ACS Omega, 2(11) 7482–7492 (2017)
Daniela Ciumac, Richard A. Campbell, Luke A. Clifton, Hai Xu∥ , Giovanna Fragneto, and Jian R. Lu

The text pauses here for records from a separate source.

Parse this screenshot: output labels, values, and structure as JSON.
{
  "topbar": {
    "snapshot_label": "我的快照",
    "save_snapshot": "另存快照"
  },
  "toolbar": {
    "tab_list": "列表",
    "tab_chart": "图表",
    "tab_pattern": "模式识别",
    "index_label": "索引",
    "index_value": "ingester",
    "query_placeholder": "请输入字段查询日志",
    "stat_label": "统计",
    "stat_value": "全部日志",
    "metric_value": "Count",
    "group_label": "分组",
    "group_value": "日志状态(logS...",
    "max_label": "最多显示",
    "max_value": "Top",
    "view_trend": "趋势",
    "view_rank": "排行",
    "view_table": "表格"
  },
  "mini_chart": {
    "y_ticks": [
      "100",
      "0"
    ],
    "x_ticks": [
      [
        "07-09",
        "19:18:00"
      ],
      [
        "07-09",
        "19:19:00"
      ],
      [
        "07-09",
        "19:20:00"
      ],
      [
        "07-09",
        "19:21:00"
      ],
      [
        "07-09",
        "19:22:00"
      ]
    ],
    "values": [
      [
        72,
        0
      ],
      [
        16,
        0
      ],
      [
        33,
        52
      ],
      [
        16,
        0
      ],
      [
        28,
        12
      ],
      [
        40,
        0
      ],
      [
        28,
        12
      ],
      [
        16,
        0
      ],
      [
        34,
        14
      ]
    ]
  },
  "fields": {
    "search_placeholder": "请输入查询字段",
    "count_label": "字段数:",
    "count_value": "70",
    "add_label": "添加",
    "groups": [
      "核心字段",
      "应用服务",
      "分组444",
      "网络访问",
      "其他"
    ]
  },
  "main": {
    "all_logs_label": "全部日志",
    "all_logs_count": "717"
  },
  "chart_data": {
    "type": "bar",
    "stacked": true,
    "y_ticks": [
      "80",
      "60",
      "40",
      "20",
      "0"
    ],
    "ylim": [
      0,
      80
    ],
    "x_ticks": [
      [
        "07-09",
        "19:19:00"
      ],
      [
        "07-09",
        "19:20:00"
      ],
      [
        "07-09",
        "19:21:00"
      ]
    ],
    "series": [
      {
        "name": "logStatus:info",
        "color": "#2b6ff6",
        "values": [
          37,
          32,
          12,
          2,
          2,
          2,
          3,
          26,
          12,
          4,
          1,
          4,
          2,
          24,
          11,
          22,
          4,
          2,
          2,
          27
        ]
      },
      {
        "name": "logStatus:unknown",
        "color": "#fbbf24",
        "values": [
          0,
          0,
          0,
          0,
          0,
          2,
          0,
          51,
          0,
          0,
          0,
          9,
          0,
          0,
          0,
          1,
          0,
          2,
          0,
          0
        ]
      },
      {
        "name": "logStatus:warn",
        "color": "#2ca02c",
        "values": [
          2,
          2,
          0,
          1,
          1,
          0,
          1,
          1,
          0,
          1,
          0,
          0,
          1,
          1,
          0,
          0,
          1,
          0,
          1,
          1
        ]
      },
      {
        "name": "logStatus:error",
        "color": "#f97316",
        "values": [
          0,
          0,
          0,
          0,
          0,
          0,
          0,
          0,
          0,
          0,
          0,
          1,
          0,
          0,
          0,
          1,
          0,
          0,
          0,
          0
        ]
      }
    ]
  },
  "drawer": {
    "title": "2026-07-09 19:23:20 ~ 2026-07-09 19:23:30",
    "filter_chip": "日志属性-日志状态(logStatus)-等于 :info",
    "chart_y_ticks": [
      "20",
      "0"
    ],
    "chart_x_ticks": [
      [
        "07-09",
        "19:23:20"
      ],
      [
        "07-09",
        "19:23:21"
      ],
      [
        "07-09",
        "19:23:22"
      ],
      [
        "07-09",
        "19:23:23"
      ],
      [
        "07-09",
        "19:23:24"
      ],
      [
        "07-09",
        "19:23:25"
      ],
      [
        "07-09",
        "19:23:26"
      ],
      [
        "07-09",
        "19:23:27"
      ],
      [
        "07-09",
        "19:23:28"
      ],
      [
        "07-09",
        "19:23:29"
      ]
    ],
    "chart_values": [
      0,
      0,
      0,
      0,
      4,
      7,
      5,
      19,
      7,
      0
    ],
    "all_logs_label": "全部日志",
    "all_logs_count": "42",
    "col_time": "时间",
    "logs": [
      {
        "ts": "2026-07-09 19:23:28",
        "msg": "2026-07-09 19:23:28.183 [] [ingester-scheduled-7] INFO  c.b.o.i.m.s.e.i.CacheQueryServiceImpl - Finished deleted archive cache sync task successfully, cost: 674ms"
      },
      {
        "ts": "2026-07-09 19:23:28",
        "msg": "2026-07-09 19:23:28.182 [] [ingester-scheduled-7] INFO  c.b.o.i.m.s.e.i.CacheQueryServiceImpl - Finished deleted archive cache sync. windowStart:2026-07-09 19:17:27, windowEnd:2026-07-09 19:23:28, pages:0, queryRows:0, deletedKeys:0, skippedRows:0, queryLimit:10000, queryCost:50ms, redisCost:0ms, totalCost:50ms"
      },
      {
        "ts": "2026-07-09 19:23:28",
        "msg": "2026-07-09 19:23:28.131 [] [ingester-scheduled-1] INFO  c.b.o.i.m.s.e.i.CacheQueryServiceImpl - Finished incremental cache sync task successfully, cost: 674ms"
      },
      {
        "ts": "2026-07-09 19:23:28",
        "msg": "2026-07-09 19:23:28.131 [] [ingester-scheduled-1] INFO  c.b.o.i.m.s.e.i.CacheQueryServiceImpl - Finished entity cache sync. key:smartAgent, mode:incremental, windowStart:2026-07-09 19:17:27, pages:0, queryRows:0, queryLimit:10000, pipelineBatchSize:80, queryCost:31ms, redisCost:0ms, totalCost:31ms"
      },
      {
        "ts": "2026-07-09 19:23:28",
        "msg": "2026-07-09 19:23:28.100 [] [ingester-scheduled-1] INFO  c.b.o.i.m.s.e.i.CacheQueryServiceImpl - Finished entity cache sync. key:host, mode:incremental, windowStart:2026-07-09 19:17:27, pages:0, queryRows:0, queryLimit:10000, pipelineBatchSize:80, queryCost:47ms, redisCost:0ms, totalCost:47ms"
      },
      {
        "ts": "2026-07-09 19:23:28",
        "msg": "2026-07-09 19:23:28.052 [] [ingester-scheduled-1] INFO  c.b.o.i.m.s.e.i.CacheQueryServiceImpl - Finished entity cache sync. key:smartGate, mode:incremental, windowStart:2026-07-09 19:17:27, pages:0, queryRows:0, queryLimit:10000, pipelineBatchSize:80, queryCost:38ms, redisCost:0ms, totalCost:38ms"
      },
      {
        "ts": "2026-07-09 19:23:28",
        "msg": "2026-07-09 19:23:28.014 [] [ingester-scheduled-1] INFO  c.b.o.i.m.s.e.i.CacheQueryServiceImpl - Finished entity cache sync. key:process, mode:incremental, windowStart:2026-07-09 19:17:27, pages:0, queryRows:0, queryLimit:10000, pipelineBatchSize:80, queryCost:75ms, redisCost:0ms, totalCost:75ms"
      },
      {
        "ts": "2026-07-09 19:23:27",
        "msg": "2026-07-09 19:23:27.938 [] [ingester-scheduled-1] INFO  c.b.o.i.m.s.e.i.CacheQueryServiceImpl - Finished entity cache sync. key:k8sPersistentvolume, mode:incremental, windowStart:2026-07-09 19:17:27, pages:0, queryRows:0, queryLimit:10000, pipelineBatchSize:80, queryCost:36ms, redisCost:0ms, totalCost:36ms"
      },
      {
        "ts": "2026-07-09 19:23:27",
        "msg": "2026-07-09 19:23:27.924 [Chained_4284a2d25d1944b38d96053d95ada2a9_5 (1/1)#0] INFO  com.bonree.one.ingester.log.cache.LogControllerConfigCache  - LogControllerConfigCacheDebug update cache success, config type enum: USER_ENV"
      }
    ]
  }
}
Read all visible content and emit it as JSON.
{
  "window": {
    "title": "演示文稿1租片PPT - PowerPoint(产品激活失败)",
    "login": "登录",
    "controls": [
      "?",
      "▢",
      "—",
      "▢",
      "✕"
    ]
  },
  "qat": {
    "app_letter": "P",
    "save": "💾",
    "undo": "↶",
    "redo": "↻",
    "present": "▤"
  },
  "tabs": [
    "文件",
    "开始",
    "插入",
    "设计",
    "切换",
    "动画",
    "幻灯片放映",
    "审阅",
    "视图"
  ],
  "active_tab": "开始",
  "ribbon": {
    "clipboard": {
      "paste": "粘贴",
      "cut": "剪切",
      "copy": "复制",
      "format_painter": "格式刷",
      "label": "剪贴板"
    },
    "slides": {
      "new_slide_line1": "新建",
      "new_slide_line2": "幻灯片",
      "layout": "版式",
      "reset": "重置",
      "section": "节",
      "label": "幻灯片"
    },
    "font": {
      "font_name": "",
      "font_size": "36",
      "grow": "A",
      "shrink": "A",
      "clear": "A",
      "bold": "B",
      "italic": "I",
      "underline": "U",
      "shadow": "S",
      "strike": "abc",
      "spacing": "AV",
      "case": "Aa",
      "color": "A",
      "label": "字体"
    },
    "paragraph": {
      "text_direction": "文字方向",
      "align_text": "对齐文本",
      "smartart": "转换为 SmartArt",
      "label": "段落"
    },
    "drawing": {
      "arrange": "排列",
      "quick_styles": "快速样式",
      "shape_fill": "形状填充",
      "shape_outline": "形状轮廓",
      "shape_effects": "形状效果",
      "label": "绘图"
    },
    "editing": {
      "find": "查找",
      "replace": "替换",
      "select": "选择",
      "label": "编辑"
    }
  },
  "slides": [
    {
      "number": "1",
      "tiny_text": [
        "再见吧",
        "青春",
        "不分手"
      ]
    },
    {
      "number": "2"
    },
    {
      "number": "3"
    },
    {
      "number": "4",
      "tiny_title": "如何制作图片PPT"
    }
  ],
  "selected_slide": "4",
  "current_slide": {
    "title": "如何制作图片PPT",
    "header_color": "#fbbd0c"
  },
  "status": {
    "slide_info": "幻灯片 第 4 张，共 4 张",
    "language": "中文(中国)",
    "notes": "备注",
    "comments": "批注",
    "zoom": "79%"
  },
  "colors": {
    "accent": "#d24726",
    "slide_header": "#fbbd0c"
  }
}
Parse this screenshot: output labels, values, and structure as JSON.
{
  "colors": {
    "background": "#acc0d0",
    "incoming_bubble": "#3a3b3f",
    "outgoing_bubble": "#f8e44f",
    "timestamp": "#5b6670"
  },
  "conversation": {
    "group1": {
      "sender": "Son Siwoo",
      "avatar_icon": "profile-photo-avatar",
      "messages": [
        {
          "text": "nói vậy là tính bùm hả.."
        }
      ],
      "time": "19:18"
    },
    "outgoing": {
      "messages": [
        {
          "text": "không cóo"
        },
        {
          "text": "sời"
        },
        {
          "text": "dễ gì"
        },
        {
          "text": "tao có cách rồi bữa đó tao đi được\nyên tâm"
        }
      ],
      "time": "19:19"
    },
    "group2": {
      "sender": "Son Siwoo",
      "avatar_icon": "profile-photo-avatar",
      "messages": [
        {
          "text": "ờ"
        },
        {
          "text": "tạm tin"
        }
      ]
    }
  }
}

Different bacterial types and their living environments can lead to different saturations in the chains of their membrane lipids. Such structural differences may influence the efficacy of antibiotics that target bacterial membranes. In this work, the effects of acyl chain saturation on the binding of an antimicrobial peptide G4 have been examined as a function of the packing density of lipid monolayers by combining external reflection Fourier transform infrared (ER-FTIR) spectroscopy and neutron reflection (NR) measurements. Langmuir monolayers were formed from 1,2-dipalmitoyl-sn-glycero-3-phospho-(1′-rac-glycerol) (DPPG) and 1-palmitoyl-2-oleoyl-sn-glycero-3-phospho-(1′-rac-glycerol) (POPG), respectively, with the initial surface pressures controlled at 8 and 28 mN/m. A reduction in the order of the acyl chains associated with the increase in the layer thickness upon G4 binding was revealed from ER-FTIR spectroscopy, with peptide binding reaching equilibration faster in POPG than in DPPG monolayers. Whereas the dynamic DPPG-binding process displayed a steady increase in the amide I band area, the POPG-binding process showed little change in the amide area after the initial period. The peptide amide I area from ER-FTIR spectroscopy could be linearly correlated with the adsorbed G4 amount from NR, irrespective of time, initial pressure, or chain saturation, with clearly more peptide incorporated into the DPPG monolayer. Furthermore, NR revealed that although the peptide was associated with both POPG and DPPG lipid monolayers, it was more extensively distributed in the latter, showing that acyl chain saturation clearly promoted peptide binding and structural disruption.